## What to work on
For each line below, print it again exactly as shown.

Stored data:
※

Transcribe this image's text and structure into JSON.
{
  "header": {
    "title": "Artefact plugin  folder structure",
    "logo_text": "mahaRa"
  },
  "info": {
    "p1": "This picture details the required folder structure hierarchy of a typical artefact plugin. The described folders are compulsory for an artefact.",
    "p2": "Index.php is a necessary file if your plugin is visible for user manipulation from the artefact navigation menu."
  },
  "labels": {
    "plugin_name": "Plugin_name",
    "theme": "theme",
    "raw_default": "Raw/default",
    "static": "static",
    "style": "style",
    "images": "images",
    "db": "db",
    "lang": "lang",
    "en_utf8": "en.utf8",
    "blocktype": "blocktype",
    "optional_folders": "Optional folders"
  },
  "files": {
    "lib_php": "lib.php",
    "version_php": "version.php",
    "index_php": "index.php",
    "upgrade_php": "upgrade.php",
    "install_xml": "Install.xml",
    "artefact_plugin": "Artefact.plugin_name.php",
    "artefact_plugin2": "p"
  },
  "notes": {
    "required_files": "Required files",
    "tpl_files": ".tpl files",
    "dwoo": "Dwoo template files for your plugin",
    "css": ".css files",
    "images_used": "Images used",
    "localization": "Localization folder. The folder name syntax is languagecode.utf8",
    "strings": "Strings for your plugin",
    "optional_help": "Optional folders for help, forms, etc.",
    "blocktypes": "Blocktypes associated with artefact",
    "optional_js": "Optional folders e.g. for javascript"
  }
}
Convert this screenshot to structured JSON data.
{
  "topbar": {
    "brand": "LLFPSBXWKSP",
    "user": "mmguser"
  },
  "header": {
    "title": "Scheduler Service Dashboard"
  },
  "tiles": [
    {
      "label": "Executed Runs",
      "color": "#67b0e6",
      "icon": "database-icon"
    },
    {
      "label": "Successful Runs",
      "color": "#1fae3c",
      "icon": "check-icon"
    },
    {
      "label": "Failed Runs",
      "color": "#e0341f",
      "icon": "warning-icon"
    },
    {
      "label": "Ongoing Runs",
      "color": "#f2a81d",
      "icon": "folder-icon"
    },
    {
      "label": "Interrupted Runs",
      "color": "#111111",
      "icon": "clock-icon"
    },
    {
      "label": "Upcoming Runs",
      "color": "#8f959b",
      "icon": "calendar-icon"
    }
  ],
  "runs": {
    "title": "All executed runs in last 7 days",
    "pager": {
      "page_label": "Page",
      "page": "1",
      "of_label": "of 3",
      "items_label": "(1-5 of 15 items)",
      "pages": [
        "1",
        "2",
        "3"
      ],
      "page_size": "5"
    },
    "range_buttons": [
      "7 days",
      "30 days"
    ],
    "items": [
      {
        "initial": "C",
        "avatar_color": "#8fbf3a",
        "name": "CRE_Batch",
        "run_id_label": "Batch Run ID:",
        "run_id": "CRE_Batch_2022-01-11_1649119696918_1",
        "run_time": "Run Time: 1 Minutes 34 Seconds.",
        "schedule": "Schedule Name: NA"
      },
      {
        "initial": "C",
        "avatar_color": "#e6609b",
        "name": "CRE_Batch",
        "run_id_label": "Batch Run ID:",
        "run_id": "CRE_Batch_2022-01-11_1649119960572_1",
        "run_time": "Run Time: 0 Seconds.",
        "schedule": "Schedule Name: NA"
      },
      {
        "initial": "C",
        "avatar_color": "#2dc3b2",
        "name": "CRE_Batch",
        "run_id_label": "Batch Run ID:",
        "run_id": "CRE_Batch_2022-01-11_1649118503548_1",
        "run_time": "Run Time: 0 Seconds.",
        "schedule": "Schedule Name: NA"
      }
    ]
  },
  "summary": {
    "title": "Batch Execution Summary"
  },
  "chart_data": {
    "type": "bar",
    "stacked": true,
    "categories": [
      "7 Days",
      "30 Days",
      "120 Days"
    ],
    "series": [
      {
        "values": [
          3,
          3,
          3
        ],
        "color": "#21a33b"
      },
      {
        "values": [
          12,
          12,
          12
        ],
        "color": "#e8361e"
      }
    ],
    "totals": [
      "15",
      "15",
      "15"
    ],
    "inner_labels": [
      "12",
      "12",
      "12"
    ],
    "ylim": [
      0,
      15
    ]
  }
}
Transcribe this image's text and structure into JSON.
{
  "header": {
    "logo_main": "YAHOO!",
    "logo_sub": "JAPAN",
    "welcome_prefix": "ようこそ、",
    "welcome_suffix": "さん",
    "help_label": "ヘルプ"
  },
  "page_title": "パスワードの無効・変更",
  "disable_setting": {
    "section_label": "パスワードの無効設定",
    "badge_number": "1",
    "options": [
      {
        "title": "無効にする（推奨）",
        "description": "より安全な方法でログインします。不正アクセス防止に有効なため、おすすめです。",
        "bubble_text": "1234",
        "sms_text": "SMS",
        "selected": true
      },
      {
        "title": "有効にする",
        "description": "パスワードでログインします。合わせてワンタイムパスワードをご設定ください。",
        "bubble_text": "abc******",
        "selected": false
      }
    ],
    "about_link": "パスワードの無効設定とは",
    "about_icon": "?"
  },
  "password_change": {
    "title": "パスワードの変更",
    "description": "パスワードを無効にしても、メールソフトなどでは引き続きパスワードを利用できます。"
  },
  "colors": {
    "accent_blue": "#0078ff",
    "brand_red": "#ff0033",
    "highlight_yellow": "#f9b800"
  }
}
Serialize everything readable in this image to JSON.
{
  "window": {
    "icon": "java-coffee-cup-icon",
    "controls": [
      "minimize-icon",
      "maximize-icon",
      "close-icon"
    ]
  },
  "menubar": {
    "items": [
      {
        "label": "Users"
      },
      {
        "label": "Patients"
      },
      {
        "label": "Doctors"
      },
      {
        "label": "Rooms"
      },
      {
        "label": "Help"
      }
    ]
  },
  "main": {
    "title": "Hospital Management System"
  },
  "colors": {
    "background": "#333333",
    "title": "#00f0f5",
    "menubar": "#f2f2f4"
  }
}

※

## Written answer
Transcribe this image's text and structure into JSON.
{
  "header": {
    "title": "Artefact plugin  folder structure",
    "logo_text": "mahaRa"
  },
  "info": {
    "p1": "This picture details the required folder structure hierarchy of a typical artefact plugin. The described folders are compulsory for an artefact.",
    "p2": "Index.php is a necessary file if your plugin is visible for user manipulation from the artefact navigation menu."
  },
  "labels": {
    "plugin_name": "Plugin_name",
    "theme": "theme",
    "raw_default": "Raw/default",
    "static": "static",
    "style": "style",
    "images": "images",
    "db": "db",
    "lang": "lang",
    "en_utf8": "en.utf8",
    "blocktype": "blocktype",
    "optional_folders": "Optional folders"
  },
  "files": {
    "lib_php": "lib.php",
    "version_php": "version.php",
    "index_php": "index.php",
    "upgrade_php": "upgrade.php",
    "install_xml": "Install.xml",
    "artefact_plugin": "Artefact.plugin_name.php",
    "artefact_plugin2": "p"
  },
  "notes": {
    "required_files": "Required files",
    "tpl_files": ".tpl files",
    "dwoo": "Dwoo template files for your plugin",
    "css": ".css files",
    "images_used": "Images used",
    "localization": "Localization folder. The folder name syntax is languagecode.utf8",
    "strings": "Strings for your plugin",
    "optional_help": "Optional folders for help, forms, etc.",
    "blocktypes": "Blocktypes associated with artefact",
    "optional_js": "Optional folders e.g. for javascript"
  }
}
Convert this screenshot to structured JSON data.
{
  "topbar": {
    "brand": "LLFPSBXWKSP",
    "user": "mmguser"
  },
  "header": {
    "title": "Scheduler Service Dashboard"
  },
  "tiles": [
    {
      "label": "Executed Runs",
      "color": "#67b0e6",
      "icon": "database-icon"
    },
    {
      "label": "Successful Runs",
      "color": "#1fae3c",
      "icon": "check-icon"
    },
    {
      "label": "Failed Runs",
      "color": "#e0341f",
      "icon": "warning-icon"
    },
    {
      "label": "Ongoing Runs",
      "color": "#f2a81d",
      "icon": "folder-icon"
    },
    {
      "label": "Interrupted Runs",
      "color": "#111111",
      "icon": "clock-icon"
    },
    {
      "label": "Upcoming Runs",
      "color": "#8f959b",
      "icon": "calendar-icon"
    }
  ],
  "runs": {
    "title": "All executed runs in last 7 days",
    "pager": {
      "page_label": "Page",
      "page": "1",
      "of_label": "of 3",
      "items_label": "(1-5 of 15 items)",
      "pages": [
        "1",
        "2",
        "3"
      ],
      "page_size": "5"
    },
    "range_buttons": [
      "7 days",
      "30 days"
    ],
    "items": [
      {
        "initial": "C",
        "avatar_color": "#8fbf3a",
        "name": "CRE_Batch",
        "run_id_label": "Batch Run ID:",
        "run_id": "CRE_Batch_2022-01-11_1649119696918_1",
        "run_time": "Run Time: 1 Minutes 34 Seconds.",
        "schedule": "Schedule Name: NA"
      },
      {
        "initial": "C",
        "avatar_color": "#e6609b",
        "name": "CRE_Batch",
        "run_id_label": "Batch Run ID:",
        "run_id": "CRE_Batch_2022-01-11_1649119960572_1",
        "run_time": "Run Time: 0 Seconds.",
        "schedule": "Schedule Name: NA"
      },
      {
        "initial": "C",
        "avatar_color": "#2dc3b2",
        "name": "CRE_Batch",
        "run_id_label": "Batch Run ID:",
        "run_id": "CRE_Batch_2022-01-11_1649118503548_1",
        "run_time": "Run Time: 0 Seconds.",
        "schedule": "Schedule Name: NA"
      }
    ]
  },
  "summary": {
    "title": "Batch Execution Summary"
  },
  "chart_data": {
    "type": "bar",
    "stacked": true,
    "categories": [
      "7 Days",
      "30 Days",
      "120 Days"
    ],
    "series": [
      {
        "values": [
          3,
          3,
          3
        ],
        "color": "#21a33b"
      },
      {
        "values": [
          12,
          12,
          12
        ],
        "color": "#e8361e"
      }
    ],
    "totals": [
      "15",
      "15",
      "15"
    ],
    "inner_labels": [
      "12",
      "12",
      "12"
    ],
    "ylim": [
      0,
      15
    ]
  }
}
Transcribe this image's text and structure into JSON.
{
  "header": {
    "logo_main": "YAHOO!",
    "logo_sub": "JAPAN",
    "welcome_prefix": "ようこそ、",
    "welcome_suffix": "さん",
    "help_label": "ヘルプ"
  },
  "page_title": "パスワードの無効・変更",
  "disable_setting": {
    "section_label": "パスワードの無効設定",
    "badge_number": "1",
    "options": [
      {
        "title": "無効にする（推奨）",
        "description": "より安全な方法でログインします。不正アクセス防止に有効なため、おすすめです。",
        "bubble_text": "1234",
        "sms_text": "SMS",
        "selected": true
      },
      {
        "title": "有効にする",
        "description": "パスワードでログインします。合わせてワンタイムパスワードをご設定ください。",
        "bubble_text": "abc******",
        "selected": false
      }
    ],
    "about_link": "パスワードの無効設定とは",
    "about_icon": "?"
  },
  "password_change": {
    "title": "パスワードの変更",
    "description": "パスワードを無効にしても、メールソフトなどでは引き続きパスワードを利用できます。"
  },
  "colors": {
    "accent_blue": "#0078ff",
    "brand_red": "#ff0033",
    "highlight_yellow": "#f9b800"
  }
}
Serialize everything readable in this image to JSON.
{
  "window": {
    "icon": "java-coffee-cup-icon",
    "controls": [
      "minimize-icon",
      "maximize-icon",
      "close-icon"
    ]
  },
  "menubar": {
    "items": [
      {
        "label": "Users"
      },
      {
        "label": "Patients"
      },
      {
        "label": "Doctors"
      },
      {
        "label": "Rooms"
      },
      {
        "label": "Help"
      }
    ]
  },
  "main": {
    "title": "Hospital Management System"
  },
  "colors": {
    "background": "#333333",
    "title": "#00f0f5",
    "menubar": "#f2f2f4"
  }
}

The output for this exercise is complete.